▽

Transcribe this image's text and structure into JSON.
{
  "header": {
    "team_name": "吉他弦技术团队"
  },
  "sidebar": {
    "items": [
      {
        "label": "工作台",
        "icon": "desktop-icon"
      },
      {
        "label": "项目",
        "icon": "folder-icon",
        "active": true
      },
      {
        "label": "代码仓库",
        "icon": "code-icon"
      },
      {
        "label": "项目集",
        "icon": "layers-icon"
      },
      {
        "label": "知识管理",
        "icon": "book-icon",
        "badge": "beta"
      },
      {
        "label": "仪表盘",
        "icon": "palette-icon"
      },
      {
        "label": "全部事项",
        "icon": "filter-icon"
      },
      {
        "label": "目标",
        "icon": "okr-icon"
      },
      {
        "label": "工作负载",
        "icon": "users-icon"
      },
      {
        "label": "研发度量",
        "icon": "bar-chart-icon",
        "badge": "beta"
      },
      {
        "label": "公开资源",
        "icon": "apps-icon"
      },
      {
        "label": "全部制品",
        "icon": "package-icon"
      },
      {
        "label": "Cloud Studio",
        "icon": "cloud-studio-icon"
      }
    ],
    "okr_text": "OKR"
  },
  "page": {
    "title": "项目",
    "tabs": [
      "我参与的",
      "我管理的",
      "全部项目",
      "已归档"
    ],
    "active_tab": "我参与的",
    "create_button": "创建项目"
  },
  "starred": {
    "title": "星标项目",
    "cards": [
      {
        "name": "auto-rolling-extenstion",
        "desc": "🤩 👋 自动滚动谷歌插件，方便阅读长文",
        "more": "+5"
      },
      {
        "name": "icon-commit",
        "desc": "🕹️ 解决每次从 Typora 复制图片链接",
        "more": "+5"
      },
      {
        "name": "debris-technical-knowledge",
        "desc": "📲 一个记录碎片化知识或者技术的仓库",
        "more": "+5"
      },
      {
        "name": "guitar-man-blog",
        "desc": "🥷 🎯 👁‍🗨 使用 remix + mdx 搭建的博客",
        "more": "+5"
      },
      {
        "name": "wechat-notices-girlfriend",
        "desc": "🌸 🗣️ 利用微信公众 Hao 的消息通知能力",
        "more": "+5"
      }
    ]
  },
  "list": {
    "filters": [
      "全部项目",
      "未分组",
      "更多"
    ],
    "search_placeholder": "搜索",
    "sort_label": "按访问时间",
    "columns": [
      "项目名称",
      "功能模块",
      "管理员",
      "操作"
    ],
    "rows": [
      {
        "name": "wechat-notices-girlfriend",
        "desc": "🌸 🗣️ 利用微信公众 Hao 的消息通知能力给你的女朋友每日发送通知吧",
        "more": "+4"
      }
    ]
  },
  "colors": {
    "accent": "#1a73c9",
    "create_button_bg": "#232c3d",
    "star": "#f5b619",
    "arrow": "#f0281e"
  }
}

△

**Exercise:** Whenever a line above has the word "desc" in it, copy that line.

**Written answer:**
        "desc": "🤩 👋 自动滚动谷歌插件，方便阅读长文",
        "desc": "🕹️ 解决每次从 Typora 复制图片链接",
        "desc": "📲 一个记录碎片化知识或者技术的仓库",
        "desc": "🥷 🎯 👁‍🗨 使用 remix + mdx 搭建的博客",
        "desc": "🌸 🗣️ 利用微信公众 Hao 的消息通知能力",
        "desc": "🌸 🗣️ 利用微信公众 Hao 的消息通知能力给你的女朋友每日发送通知吧",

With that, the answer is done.